● **How to complete this task**: Print all the records exactly as they stand.

Source data: Begin

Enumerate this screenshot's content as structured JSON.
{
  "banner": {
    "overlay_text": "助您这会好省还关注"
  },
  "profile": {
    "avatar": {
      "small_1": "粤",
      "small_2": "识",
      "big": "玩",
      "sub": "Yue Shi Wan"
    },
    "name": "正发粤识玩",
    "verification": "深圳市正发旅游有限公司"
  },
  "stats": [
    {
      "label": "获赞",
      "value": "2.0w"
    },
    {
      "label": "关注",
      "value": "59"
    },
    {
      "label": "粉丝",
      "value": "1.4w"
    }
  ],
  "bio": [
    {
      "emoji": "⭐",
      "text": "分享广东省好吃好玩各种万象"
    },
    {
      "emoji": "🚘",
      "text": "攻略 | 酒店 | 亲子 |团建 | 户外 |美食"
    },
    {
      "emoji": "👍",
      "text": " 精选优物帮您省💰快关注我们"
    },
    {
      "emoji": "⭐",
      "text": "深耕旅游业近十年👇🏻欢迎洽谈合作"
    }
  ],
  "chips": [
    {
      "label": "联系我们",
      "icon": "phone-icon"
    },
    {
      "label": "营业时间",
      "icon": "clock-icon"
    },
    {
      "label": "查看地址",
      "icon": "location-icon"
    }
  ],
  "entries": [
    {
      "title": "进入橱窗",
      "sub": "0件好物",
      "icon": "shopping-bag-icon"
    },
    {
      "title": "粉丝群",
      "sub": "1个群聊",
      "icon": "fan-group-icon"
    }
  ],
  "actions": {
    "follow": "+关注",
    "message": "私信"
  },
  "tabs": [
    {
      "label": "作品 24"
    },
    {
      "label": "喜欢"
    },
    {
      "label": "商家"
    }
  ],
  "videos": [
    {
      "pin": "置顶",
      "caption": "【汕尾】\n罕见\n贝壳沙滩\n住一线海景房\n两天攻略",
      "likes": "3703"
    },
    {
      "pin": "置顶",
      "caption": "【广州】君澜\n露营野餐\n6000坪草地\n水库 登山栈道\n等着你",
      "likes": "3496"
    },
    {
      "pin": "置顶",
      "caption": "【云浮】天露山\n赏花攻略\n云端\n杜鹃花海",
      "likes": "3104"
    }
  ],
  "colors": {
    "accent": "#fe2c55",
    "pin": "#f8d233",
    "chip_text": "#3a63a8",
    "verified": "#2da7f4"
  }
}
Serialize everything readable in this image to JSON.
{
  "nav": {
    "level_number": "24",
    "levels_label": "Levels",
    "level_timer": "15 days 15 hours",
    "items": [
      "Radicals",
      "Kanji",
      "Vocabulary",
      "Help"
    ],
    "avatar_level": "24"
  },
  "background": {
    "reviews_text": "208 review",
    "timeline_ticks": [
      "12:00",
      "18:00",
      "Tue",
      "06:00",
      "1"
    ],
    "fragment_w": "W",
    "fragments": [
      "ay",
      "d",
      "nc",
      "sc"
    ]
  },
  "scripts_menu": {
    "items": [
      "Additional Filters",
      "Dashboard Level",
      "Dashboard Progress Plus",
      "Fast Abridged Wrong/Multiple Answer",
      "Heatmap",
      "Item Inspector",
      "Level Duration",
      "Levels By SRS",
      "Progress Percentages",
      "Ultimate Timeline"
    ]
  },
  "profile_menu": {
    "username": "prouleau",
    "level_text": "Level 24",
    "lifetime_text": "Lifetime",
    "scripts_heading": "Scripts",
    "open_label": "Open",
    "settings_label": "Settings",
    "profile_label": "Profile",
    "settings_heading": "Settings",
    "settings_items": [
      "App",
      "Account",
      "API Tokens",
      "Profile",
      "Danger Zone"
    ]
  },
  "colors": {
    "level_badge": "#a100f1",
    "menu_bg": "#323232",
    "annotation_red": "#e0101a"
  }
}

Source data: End

● **Response for this exercise**:
Enumerate this screenshot's content as structured JSON.
{
  "banner": {
    "overlay_text": "助您这会好省还关注"
  },
  "profile": {
    "avatar": {
      "small_1": "粤",
      "small_2": "识",
      "big": "玩",
      "sub": "Yue Shi Wan"
    },
    "name": "正发粤识玩",
    "verification": "深圳市正发旅游有限公司"
  },
  "stats": [
    {
      "label": "获赞",
      "value": "2.0w"
    },
    {
      "label": "关注",
      "value": "59"
    },
    {
      "label": "粉丝",
      "value": "1.4w"
    }
  ],
  "bio": [
    {
      "emoji": "⭐",
      "text": "分享广东省好吃好玩各种万象"
    },
    {
      "emoji": "🚘",
      "text": "攻略 | 酒店 | 亲子 |团建 | 户外 |美食"
    },
    {
      "emoji": "👍",
      "text": " 精选优物帮您省💰快关注我们"
    },
    {
      "emoji": "⭐",
      "text": "深耕旅游业近十年👇🏻欢迎洽谈合作"
    }
  ],
  "chips": [
    {
      "label": "联系我们",
      "icon": "phone-icon"
    },
    {
      "label": "营业时间",
      "icon": "clock-icon"
    },
    {
      "label": "查看地址",
      "icon": "location-icon"
    }
  ],
  "entries": [
    {
      "title": "进入橱窗",
      "sub": "0件好物",
      "icon": "shopping-bag-icon"
    },
    {
      "title": "粉丝群",
      "sub": "1个群聊",
      "icon": "fan-group-icon"
    }
  ],
  "actions": {
    "follow": "+关注",
    "message": "私信"
  },
  "tabs": [
    {
      "label": "作品 24"
    },
    {
      "label": "喜欢"
    },
    {
      "label": "商家"
    }
  ],
  "videos": [
    {
      "pin": "置顶",
      "caption": "【汕尾】\n罕见\n贝壳沙滩\n住一线海景房\n两天攻略",
      "likes": "3703"
    },
    {
      "pin": "置顶",
      "caption": "【广州】君澜\n露营野餐\n6000坪草地\n水库 登山栈道\n等着你",
      "likes": "3496"
    },
    {
      "pin": "置顶",
      "caption": "【云浮】天露山\n赏花攻略\n云端\n杜鹃花海",
      "likes": "3104"
    }
  ],
  "colors": {
    "accent": "#fe2c55",
    "pin": "#f8d233",
    "chip_text": "#3a63a8",
    "verified": "#2da7f4"
  }
}
Serialize everything readable in this image to JSON.
{
  "nav": {
    "level_number": "24",
    "levels_label": "Levels",
    "level_timer": "15 days 15 hours",
    "items": [
      "Radicals",
      "Kanji",
      "Vocabulary",
      "Help"
    ],
    "avatar_level": "24"
  },
  "background": {
    "reviews_text": "208 review",
    "timeline_ticks": [
      "12:00",
      "18:00",
      "Tue",
      "06:00",
      "1"
    ],
    "fragment_w": "W",
    "fragments": [
      "ay",
      "d",
      "nc",
      "sc"
    ]
  },
  "scripts_menu": {
    "items": [
      "Additional Filters",
      "Dashboard Level",
      "Dashboard Progress Plus",
      "Fast Abridged Wrong/Multiple Answer",
      "Heatmap",
      "Item Inspector",
      "Level Duration",
      "Levels By SRS",
      "Progress Percentages",
      "Ultimate Timeline"
    ]
  },
  "profile_menu": {
    "username": "prouleau",
    "level_text": "Level 24",
    "lifetime_text": "Lifetime",
    "scripts_heading": "Scripts",
    "open_label": "Open",
    "settings_label": "Settings",
    "profile_label": "Profile",
    "settings_heading": "Settings",
    "settings_items": [
      "App",
      "Account",
      "API Tokens",
      "Profile",
      "Danger Zone"
    ]
  },
  "colors": {
    "level_badge": "#a100f1",
    "menu_bg": "#323232",
    "annotation_red": "#e0101a"
  }
}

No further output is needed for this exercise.